• [WHAT THIS TASK INVOLVES] What lines in the data hold the string "بمباراة"? Show them.

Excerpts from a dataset
+++++

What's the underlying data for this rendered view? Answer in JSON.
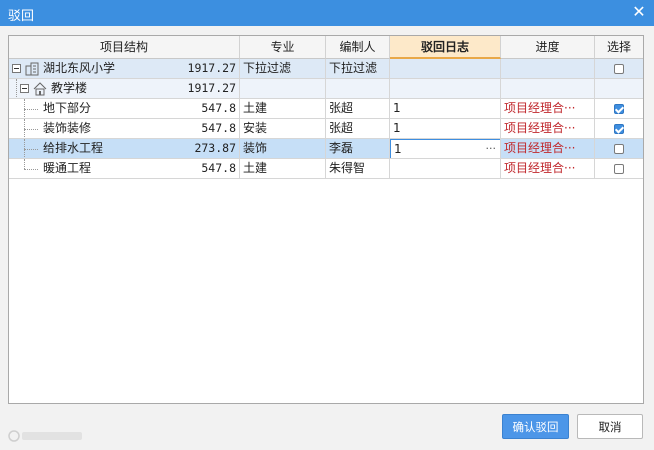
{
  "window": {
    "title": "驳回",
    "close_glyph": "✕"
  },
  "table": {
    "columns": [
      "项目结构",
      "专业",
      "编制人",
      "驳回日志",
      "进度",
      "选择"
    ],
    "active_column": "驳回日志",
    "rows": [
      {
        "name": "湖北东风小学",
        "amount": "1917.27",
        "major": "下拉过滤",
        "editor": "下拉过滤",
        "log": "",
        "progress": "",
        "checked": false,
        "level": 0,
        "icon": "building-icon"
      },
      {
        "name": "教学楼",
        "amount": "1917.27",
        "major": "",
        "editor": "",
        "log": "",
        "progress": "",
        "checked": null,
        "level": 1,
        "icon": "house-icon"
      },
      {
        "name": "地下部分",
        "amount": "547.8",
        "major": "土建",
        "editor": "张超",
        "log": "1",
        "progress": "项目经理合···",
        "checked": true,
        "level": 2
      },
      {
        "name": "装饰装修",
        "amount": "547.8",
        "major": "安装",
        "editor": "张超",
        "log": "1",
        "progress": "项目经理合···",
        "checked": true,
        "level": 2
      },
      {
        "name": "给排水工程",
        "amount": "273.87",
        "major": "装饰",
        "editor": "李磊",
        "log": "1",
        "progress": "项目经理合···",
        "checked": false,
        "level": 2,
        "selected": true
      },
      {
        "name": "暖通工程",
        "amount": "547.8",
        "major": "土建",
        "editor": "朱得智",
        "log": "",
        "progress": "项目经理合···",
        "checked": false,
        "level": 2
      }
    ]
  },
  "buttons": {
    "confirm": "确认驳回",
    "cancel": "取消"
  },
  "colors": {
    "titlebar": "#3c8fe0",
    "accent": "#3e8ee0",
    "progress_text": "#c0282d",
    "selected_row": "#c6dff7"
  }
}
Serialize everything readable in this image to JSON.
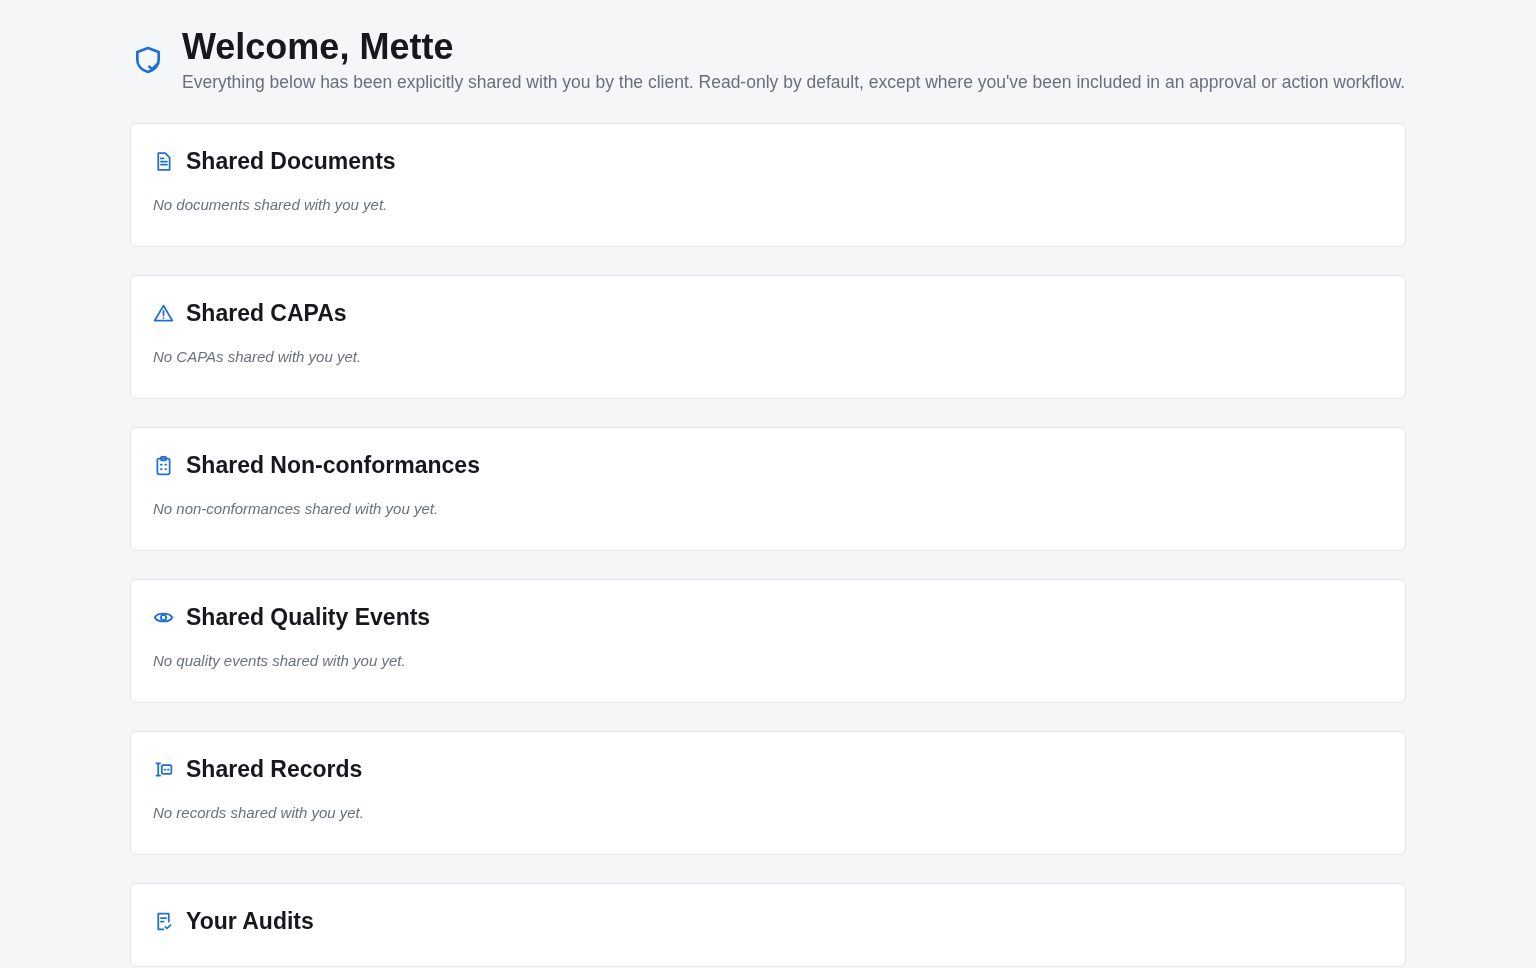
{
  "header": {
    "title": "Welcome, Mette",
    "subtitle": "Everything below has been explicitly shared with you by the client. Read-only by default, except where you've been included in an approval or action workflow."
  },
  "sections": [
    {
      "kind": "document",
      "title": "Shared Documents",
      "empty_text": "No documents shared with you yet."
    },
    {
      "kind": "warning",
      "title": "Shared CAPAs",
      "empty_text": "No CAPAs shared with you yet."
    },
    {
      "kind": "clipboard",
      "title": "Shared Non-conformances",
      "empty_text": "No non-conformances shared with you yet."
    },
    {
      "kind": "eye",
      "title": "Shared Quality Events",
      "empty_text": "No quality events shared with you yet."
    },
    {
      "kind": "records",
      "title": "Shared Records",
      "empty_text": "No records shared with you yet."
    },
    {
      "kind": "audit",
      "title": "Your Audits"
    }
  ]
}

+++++

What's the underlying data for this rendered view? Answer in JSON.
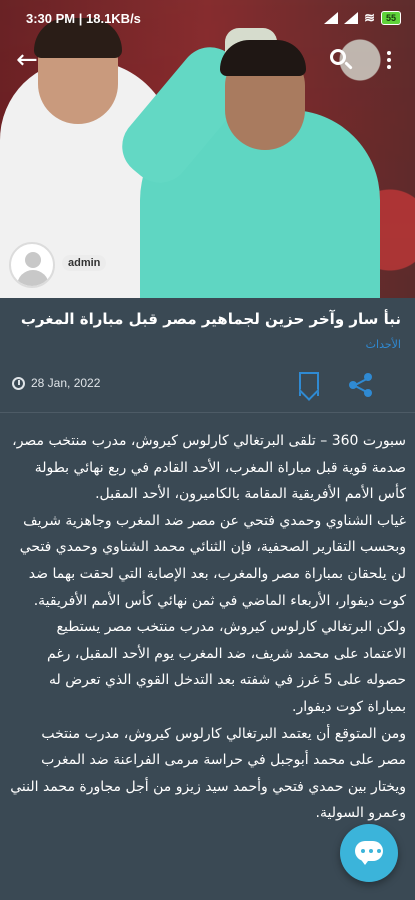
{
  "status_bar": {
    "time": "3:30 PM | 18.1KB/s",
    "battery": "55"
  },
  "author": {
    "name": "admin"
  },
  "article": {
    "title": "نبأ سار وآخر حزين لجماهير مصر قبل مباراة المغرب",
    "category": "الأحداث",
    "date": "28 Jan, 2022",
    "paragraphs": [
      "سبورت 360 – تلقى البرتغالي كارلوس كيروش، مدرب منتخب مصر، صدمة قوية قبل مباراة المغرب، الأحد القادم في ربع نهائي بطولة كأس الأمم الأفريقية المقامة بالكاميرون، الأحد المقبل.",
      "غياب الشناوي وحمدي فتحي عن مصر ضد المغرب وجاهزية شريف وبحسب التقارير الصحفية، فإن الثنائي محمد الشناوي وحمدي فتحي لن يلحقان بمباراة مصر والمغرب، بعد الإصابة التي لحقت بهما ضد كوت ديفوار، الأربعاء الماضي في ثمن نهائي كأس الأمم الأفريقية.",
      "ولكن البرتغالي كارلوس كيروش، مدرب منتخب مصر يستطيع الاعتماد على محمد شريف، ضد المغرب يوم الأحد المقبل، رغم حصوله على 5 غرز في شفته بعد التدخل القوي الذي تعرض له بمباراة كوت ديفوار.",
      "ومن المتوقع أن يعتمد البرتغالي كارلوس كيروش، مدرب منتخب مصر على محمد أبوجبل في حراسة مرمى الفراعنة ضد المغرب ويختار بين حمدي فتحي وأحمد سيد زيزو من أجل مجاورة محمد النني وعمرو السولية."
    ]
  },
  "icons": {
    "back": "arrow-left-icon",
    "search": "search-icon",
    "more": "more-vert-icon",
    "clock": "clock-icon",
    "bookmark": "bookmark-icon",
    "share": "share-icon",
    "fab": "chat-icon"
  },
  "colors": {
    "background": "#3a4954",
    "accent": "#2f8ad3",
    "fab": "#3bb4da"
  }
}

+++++

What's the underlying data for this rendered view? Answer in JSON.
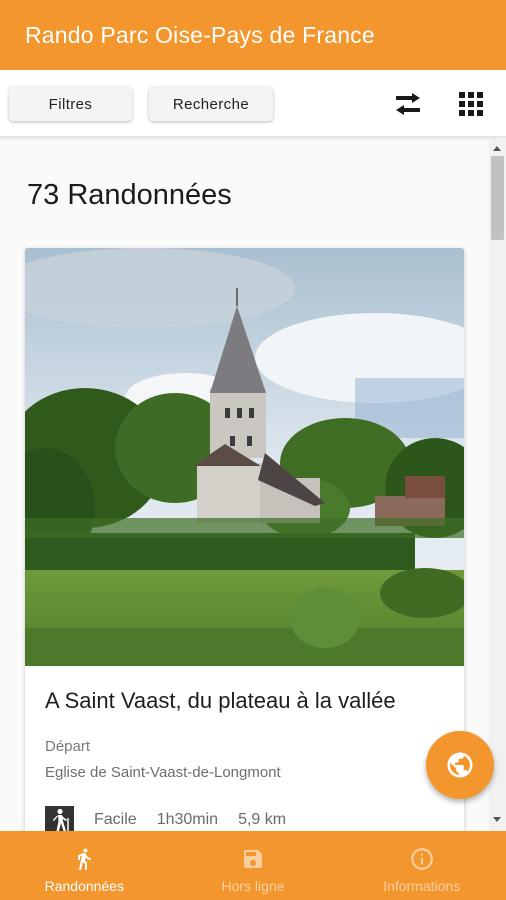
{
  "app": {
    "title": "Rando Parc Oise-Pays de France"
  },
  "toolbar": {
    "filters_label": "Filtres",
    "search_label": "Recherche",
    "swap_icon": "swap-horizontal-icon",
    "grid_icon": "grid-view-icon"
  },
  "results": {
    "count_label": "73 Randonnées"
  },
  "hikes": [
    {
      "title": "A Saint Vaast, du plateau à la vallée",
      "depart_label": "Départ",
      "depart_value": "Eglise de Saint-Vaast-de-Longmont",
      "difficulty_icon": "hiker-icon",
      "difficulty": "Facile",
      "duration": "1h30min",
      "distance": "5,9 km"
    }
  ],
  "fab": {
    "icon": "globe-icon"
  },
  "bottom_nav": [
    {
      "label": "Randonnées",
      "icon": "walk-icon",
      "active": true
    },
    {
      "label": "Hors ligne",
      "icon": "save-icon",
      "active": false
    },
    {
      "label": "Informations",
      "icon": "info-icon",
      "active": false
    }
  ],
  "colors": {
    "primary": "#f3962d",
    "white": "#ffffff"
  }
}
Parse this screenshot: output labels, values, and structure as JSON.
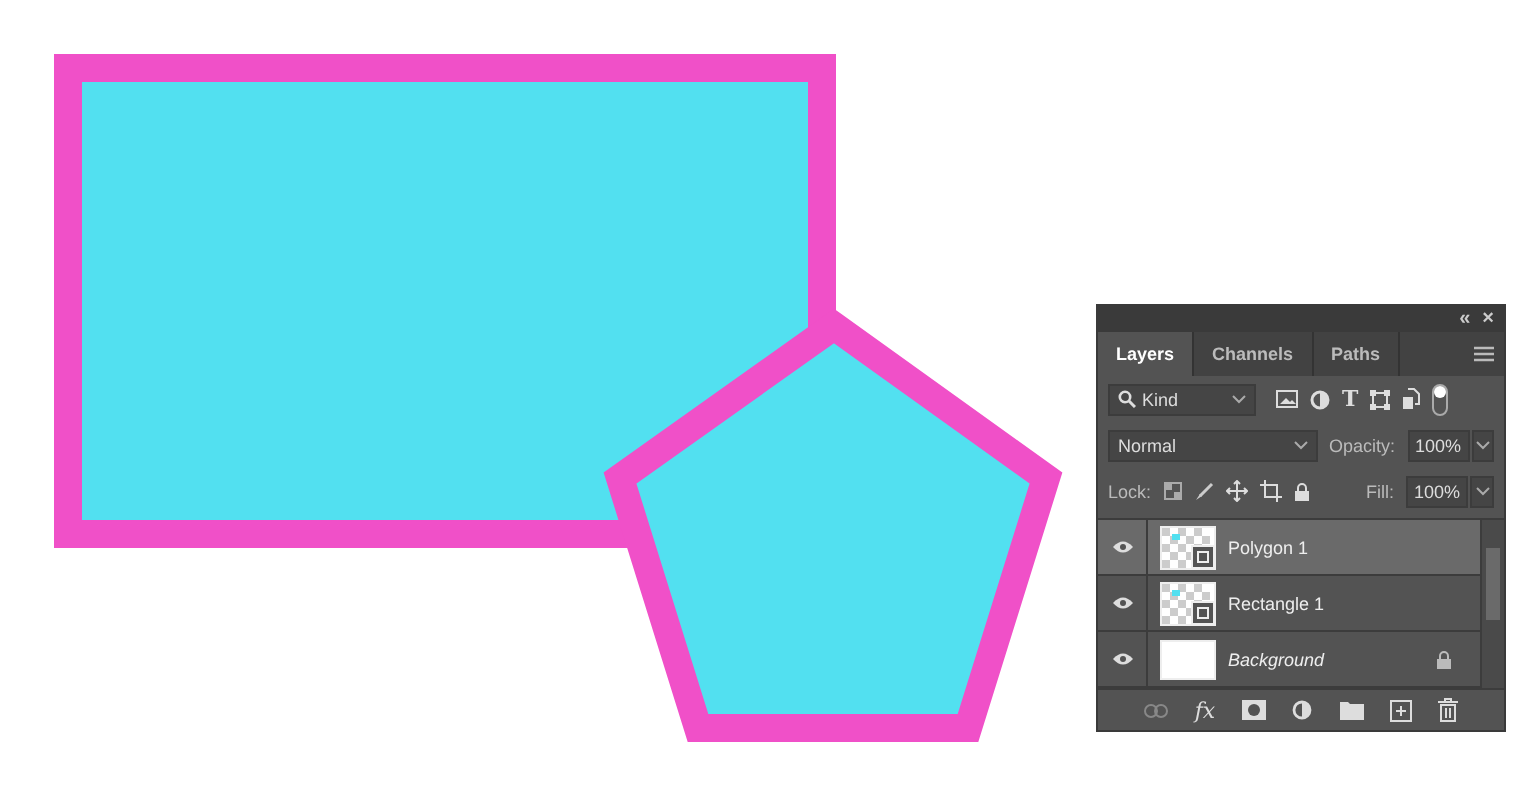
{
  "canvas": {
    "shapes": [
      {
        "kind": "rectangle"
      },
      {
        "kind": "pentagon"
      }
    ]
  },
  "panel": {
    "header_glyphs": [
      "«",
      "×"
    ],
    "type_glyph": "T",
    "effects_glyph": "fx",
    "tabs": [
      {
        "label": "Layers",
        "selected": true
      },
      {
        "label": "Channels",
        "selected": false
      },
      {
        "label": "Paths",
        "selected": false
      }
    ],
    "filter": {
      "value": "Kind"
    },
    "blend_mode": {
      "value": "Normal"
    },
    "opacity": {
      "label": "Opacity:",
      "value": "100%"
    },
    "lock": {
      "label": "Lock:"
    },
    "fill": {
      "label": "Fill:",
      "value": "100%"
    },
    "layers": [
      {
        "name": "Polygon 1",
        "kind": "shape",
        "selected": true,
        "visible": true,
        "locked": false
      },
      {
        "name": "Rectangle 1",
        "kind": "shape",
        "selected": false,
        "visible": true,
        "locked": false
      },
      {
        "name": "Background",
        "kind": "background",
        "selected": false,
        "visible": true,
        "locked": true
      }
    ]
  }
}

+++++

• [RESPONSE BELOW]
      "غياب الشناوي وحمدي فتحي عن مصر ضد المغرب وجاهزية شريف وبحسب التقارير الصحفية، فإن الثنائي محمد الشناوي وحمدي فتحي لن يلحقان بمباراة مصر والمغرب، بعد الإصابة التي لحقت بهما ضد كوت ديفوار، الأربعاء الماضي في ثمن نهائي كأس الأمم الأفريقية.",
      "ولكن البرتغالي كارلوس كيروش، مدرب منتخب مصر يستطيع الاعتماد على محمد شريف، ضد المغرب يوم الأحد المقبل، رغم حصوله على 5 غرز في شفته بعد التدخل القوي الذي تعرض له بمباراة كوت ديفوار.",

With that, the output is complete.